::: Data shown
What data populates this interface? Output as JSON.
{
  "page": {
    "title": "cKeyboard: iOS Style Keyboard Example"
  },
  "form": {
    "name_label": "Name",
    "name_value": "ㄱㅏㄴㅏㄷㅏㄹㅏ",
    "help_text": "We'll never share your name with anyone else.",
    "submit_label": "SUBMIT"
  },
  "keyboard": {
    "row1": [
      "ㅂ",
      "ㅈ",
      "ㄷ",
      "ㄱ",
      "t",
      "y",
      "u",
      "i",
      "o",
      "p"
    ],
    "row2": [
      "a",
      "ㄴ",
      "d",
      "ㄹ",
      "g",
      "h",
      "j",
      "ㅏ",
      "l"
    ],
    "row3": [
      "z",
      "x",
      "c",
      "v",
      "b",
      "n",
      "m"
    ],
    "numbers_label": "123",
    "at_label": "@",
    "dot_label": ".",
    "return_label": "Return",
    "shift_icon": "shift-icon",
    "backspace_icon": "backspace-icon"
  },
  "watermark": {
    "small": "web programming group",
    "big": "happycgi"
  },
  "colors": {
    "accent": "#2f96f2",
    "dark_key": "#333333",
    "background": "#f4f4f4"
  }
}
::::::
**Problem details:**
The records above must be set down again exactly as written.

**Expected answer:**
What data populates this interface? Output as JSON.
{
  "page": {
    "title": "cKeyboard: iOS Style Keyboard Example"
  },
  "form": {
    "name_label": "Name",
    "name_value": "ㄱㅏㄴㅏㄷㅏㄹㅏ",
    "help_text": "We'll never share your name with anyone else.",
    "submit_label": "SUBMIT"
  },
  "keyboard": {
    "row1": [
      "ㅂ",
      "ㅈ",
      "ㄷ",
      "ㄱ",
      "t",
      "y",
      "u",
      "i",
      "o",
      "p"
    ],
    "row2": [
      "a",
      "ㄴ",
      "d",
      "ㄹ",
      "g",
      "h",
      "j",
      "ㅏ",
      "l"
    ],
    "row3": [
      "z",
      "x",
      "c",
      "v",
      "b",
      "n",
      "m"
    ],
    "numbers_label": "123",
    "at_label": "@",
    "dot_label": ".",
    "return_label": "Return",
    "shift_icon": "shift-icon",
    "backspace_icon": "backspace-icon"
  },
  "watermark": {
    "small": "web programming group",
    "big": "happycgi"
  },
  "colors": {
    "accent": "#2f96f2",
    "dark_key": "#333333",
    "background": "#f4f4f4"
  }
}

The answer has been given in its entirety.